Despite the physical, economic, lifestyle, and emotional stress of pregnancy and par – enthood—and despite the availability of birth control today—many sexually active American teenagers do not use contraceptives consistently or effectively (Barclay, 2010; Reece et al., 2010b; Scott et al., 2011). Furthermore, many adolescents do not use any contraception at all the first few times they have sexual intercourse (Centers for Disease Control, 2012b).

A recent national survey revealed that in 2009, 60% of sexually active male teens and 44% of sexually active female teens used condoms during their last intercourse experi­ence (Centers for Disease Control, 2011g). The NSSHB found that adolescent men used condoms during 79% of their last 10 vaginal intercourse experiences whereas only 58% of teen women reported using condoms during their previous 10 involvements in vagi­nal intercourse (Reece et al., 2010b). Findings from the NSSHB do support a consensus among sexologists that there is a definite trend among adolescents to increasingly use con­doms during penile-vaginal intercourse (Fortenberry et al., 2010; Reece et al., 2010b).

For many sexually active teenagers the use of hormonal contraceptive methods (pills or injectables) alone or in combination with condoms remains low (Centers for Disease Con­trol, 2011g). However, recent research provided encouraging evidence that the percentage of male teens who use condoms during their initial experience with intercourse is on the rise—71% in 2006 and 85% in 2010 (National Center for Health Statistics, 2011).

Many teenagers wait months after becoming sexually active to seek birth control advice, and some never seek counsel.
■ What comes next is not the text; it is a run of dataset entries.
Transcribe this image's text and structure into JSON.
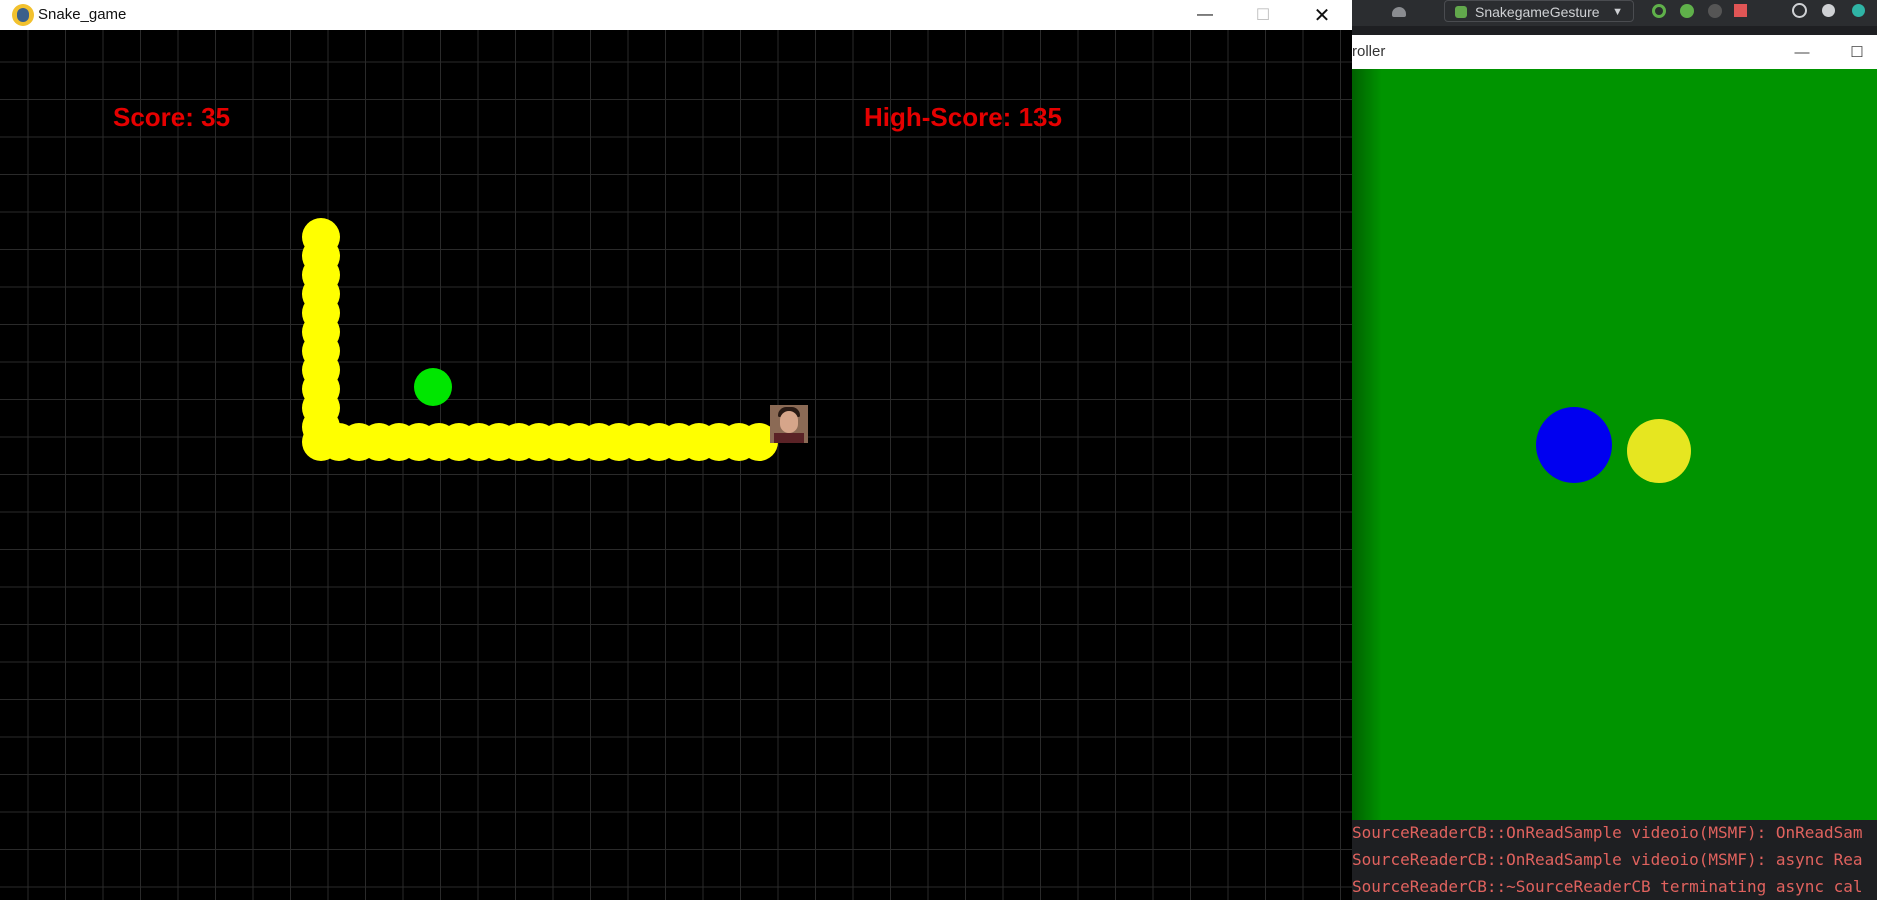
{
  "game_window": {
    "title": "Snake_game",
    "minimize_symbol": "—",
    "maximize_symbol": "☐",
    "close_symbol": "✕",
    "score_text": "Score: 35",
    "highscore_text": "High-Score: 135",
    "colors": {
      "background": "#000000",
      "grid": "#2a2a2a",
      "snake": "#ffff00",
      "food": "#00e600",
      "score": "#e50000"
    }
  },
  "ide": {
    "run_config_label": "SnakegameGesture",
    "run_config_chevron": "▼"
  },
  "controller_window": {
    "title_fragment": "roller",
    "minimize_symbol": "—",
    "maximize_symbol": "☐",
    "colors": {
      "background": "#009400",
      "left_ball": "#0000f0",
      "right_ball": "#e6e620"
    }
  },
  "console": {
    "lines": [
      "SourceReaderCB::OnReadSample videoio(MSMF): OnReadSam",
      "SourceReaderCB::OnReadSample videoio(MSMF): async Rea",
      "SourceReaderCB::~SourceReaderCB terminating async cal"
    ],
    "color": "#e0625e"
  }
}
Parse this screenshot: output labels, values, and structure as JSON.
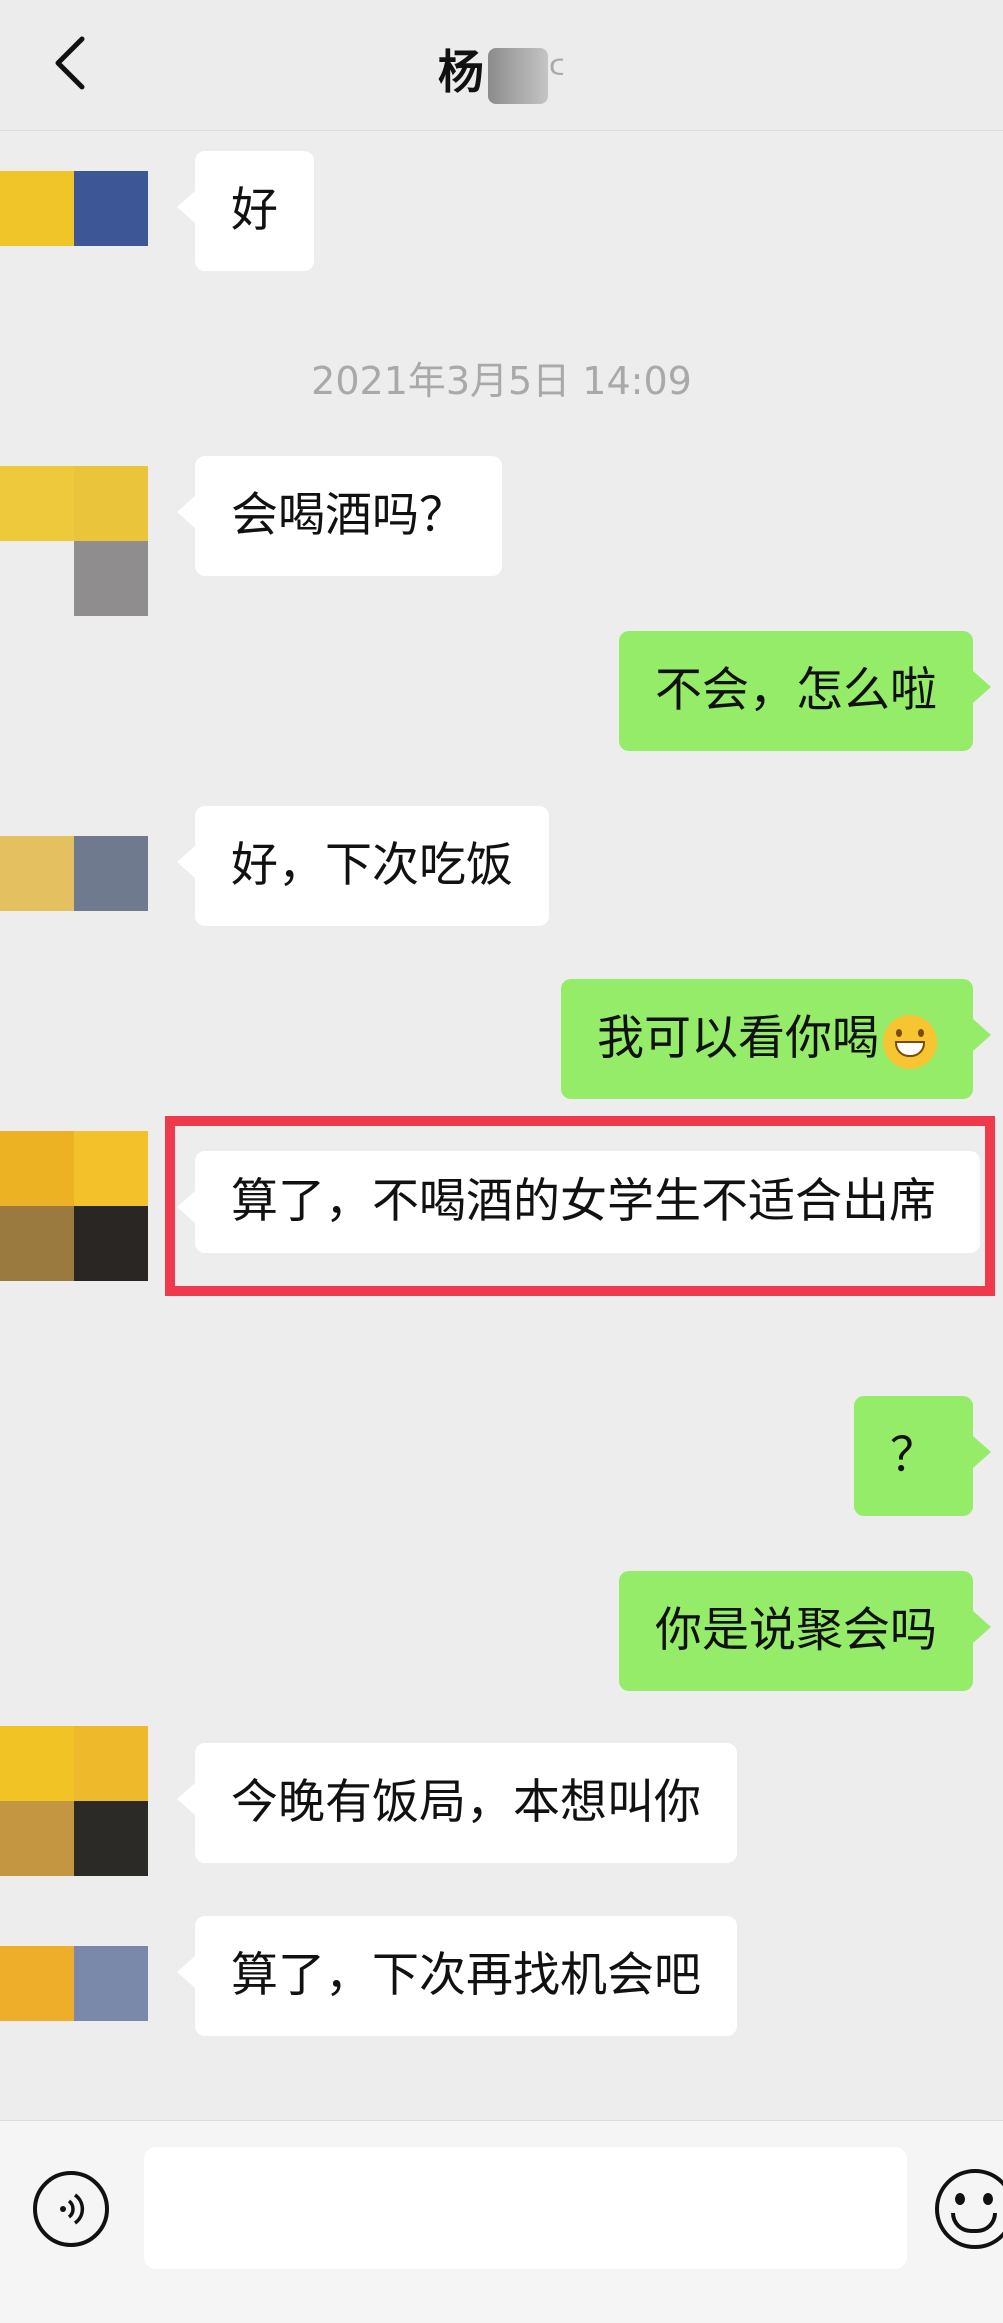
{
  "header": {
    "title_visible": "杨",
    "title_icon": "ear-icon"
  },
  "timestamp": "2021年3月5日 14:09",
  "messages": [
    {
      "side": "in",
      "text": "好"
    },
    {
      "side": "in",
      "text": "会喝酒吗？"
    },
    {
      "side": "out",
      "text": "不会，怎么啦"
    },
    {
      "side": "in",
      "text": "好，下次吃饭"
    },
    {
      "side": "out",
      "text": "我可以看你喝",
      "emoji": "grinning-face-icon"
    },
    {
      "side": "in",
      "text": "算了，不喝酒的女学生不适合出席",
      "highlighted": true
    },
    {
      "side": "out",
      "text": "？"
    },
    {
      "side": "out",
      "text": "你是说聚会吗"
    },
    {
      "side": "in",
      "text": "今晚有饭局，本想叫你"
    },
    {
      "side": "in",
      "text": "算了，下次再找机会吧"
    }
  ],
  "colors": {
    "background": "#ededed",
    "incoming_bubble": "#ffffff",
    "outgoing_bubble": "#95ec69",
    "highlight_border": "#ee3a4c"
  },
  "footer": {
    "voice_icon": "voice-icon",
    "emoji_icon": "smile-icon",
    "input_value": ""
  }
}
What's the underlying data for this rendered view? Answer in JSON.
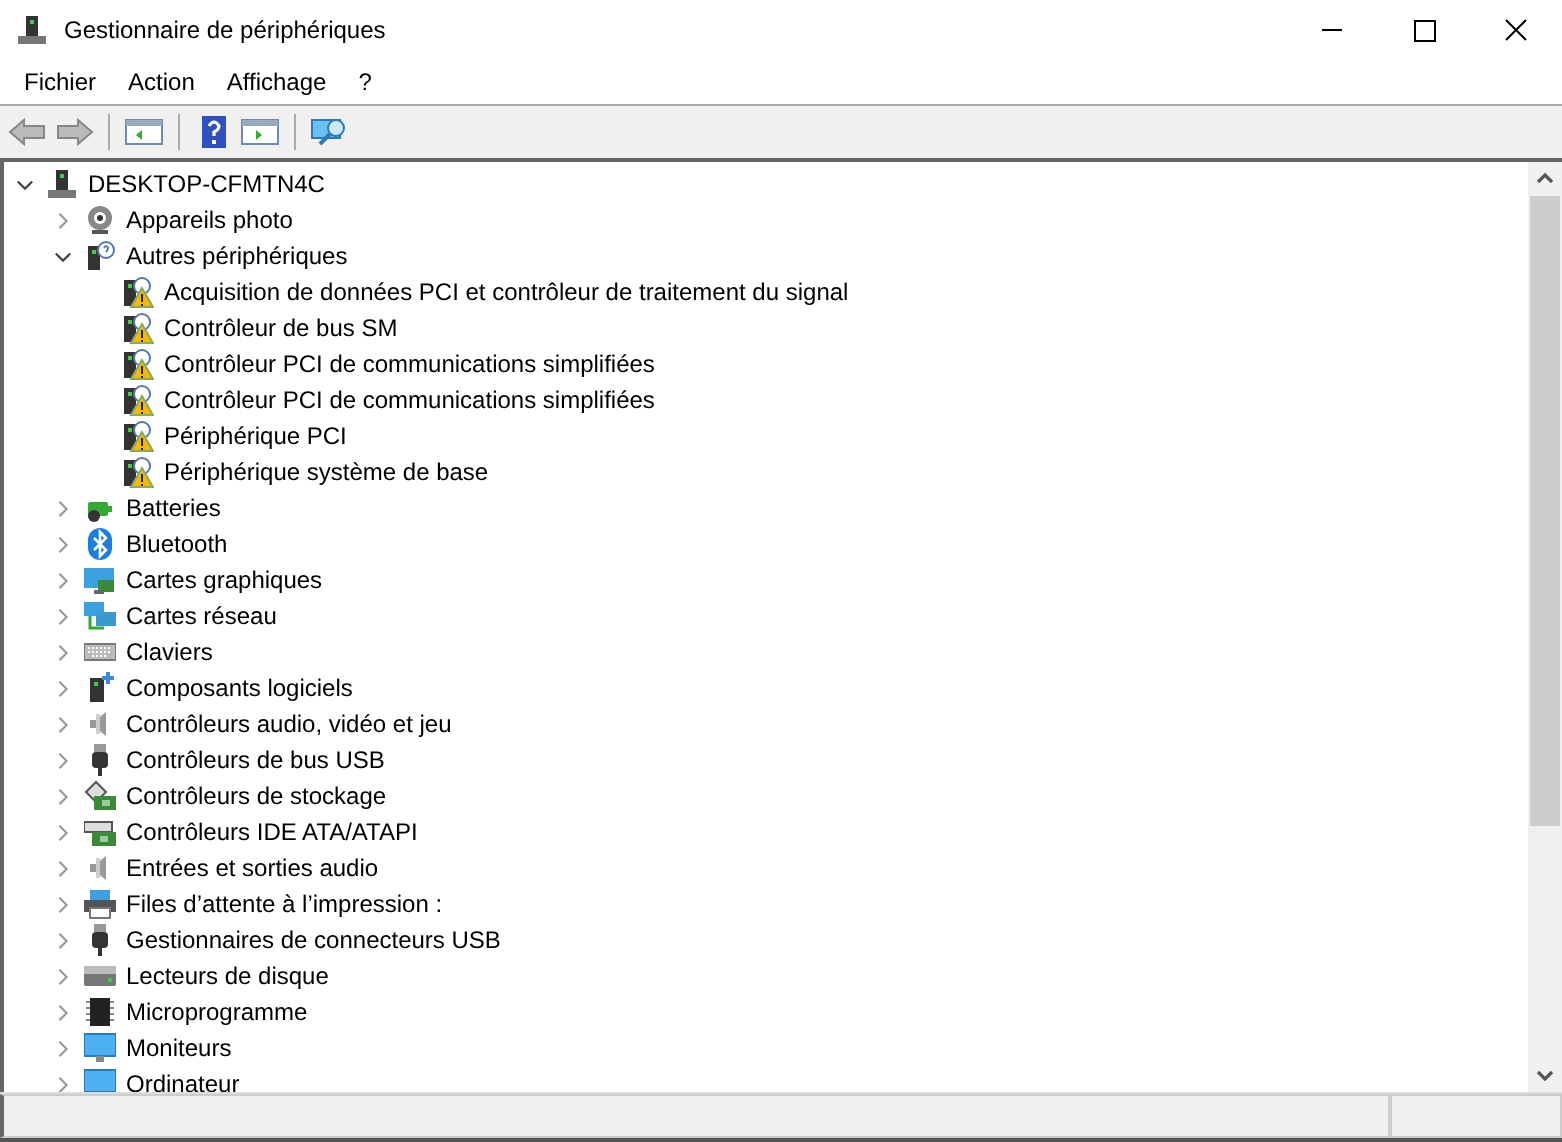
{
  "window": {
    "title": "Gestionnaire de périphériques"
  },
  "menu": [
    "Fichier",
    "Action",
    "Affichage",
    "?"
  ],
  "tree": {
    "label": "DESKTOP-CFMTN4C",
    "kind": "computer",
    "expanded": true,
    "children": [
      {
        "label": "Appareils photo",
        "kind": "camera",
        "expanded": false
      },
      {
        "label": "Autres périphériques",
        "kind": "unknown",
        "expanded": true,
        "children": [
          {
            "label": "Acquisition de données PCI et contrôleur de traitement du signal",
            "kind": "warning"
          },
          {
            "label": "Contrôleur de bus SM",
            "kind": "warning"
          },
          {
            "label": "Contrôleur PCI de communications simplifiées",
            "kind": "warning"
          },
          {
            "label": "Contrôleur PCI de communications simplifiées",
            "kind": "warning"
          },
          {
            "label": "Périphérique PCI",
            "kind": "warning"
          },
          {
            "label": "Périphérique système de base",
            "kind": "warning"
          }
        ]
      },
      {
        "label": "Batteries",
        "kind": "battery",
        "expanded": false
      },
      {
        "label": "Bluetooth",
        "kind": "bluetooth",
        "expanded": false
      },
      {
        "label": "Cartes graphiques",
        "kind": "display",
        "expanded": false
      },
      {
        "label": "Cartes réseau",
        "kind": "network",
        "expanded": false
      },
      {
        "label": "Claviers",
        "kind": "keyboard",
        "expanded": false
      },
      {
        "label": "Composants logiciels",
        "kind": "software",
        "expanded": false
      },
      {
        "label": "Contrôleurs audio, vidéo et jeu",
        "kind": "audio",
        "expanded": false
      },
      {
        "label": "Contrôleurs de bus USB",
        "kind": "usb",
        "expanded": false
      },
      {
        "label": "Contrôleurs de stockage",
        "kind": "storage",
        "expanded": false
      },
      {
        "label": "Contrôleurs IDE ATA/ATAPI",
        "kind": "ide",
        "expanded": false
      },
      {
        "label": "Entrées et sorties audio",
        "kind": "audio",
        "expanded": false
      },
      {
        "label": "Files d’attente à l’impression :",
        "kind": "printer",
        "expanded": false
      },
      {
        "label": "Gestionnaires de connecteurs USB",
        "kind": "usb",
        "expanded": false
      },
      {
        "label": "Lecteurs de disque",
        "kind": "disk",
        "expanded": false
      },
      {
        "label": "Microprogramme",
        "kind": "chip",
        "expanded": false
      },
      {
        "label": "Moniteurs",
        "kind": "monitor",
        "expanded": false
      },
      {
        "label": "Ordinateur",
        "kind": "monitor",
        "expanded": false
      }
    ]
  }
}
Misconceptions about possible health risks associ­ated with some contraceptive methods, fear of the pelvic exam, embarrassment associated with seeking out and/or purchasing contraceptive devices, and concerns about confiden­tiality keep many teenagers from seeking birth control advice (Guttmacher Institute, 2006; Iuliano et al., 2006). In reality, most American obstetrician-gynecologists are will­ing to provide contraceptives to adolescents without notifying their parents (Lawrence et al., 2011a).

Several factors or personal attributes have been found to be associated with ado­lescents’ use or nonuse of birth control. Teenage women who experience infrequent intercourse are likely to be ineffective contraception users (Glei, 1999; Klein, 2005). Furthermore, teenage women whose partners are several years older are significantly less likely to use birth control than are their peers who have partners closer in age (Ryan et al., 2008; Senn et al., 2011). Being involved with an older partner may result in "reduced power in a sexual relationship and reduced control over contraceptive decision-making" (Manlove et al., 2004, p. 265). Adolescents who experience intercourse at an early age are less likely to use contraception than are their peers who delay intercourse onset (Manlove & Terry-Humen, 2007; Ryan et al., 2007).

Research also indicates that sexually active adolescents in close, loving relationships are less likely to use condoms to prevent pregnancies and STIs than those in casual rela­tionships (Reece et al., 2010b). This finding suggests that teens in close relationships may prioritize trust, romance, and love over concerns about unwanted pregnancies and STIs and thus engage in risky sexual behaviors (Zimmerman et al., 2007). Inequities in power within intimate relationships often reduce a teenage woman’s ability to effectively negoti­ate condom use (Silverman et al., 2011). Many sexually active young women believe that they lack the right to communicate about and/or control aspects of their sexual interac­tion with men, and thus lack of sexual assertiveness is often associated with inconsistent contraceptive use (Manlove & Terry-Humen, 2007; Rickert et al., 2002).

Strong parent-child relationships that embrace healthy patterns of communica­tion about everyday life, including sex and contraception, have been positively linked to adolescent contraceptive use (Halpern-Felsher et al., 2004; Manlove & Terry-Humen,

2007) . Experiencing academic success in school and having well-educated parents are also associated with effective use of contraception (Klein, 2005; Manlove & Terry – Humen, 2007). Research also indicates that adolescents raised in families that stress personal responsibility for behavior tend to be effective users of birth control (Whitaker et al., 1999; Wilson et al., 1994). Finally and perhaps most obviously, adolescents who are the most knowledgeable about contraceptives are the most likely to use them consis­tently and effectively (Lagana, 1999).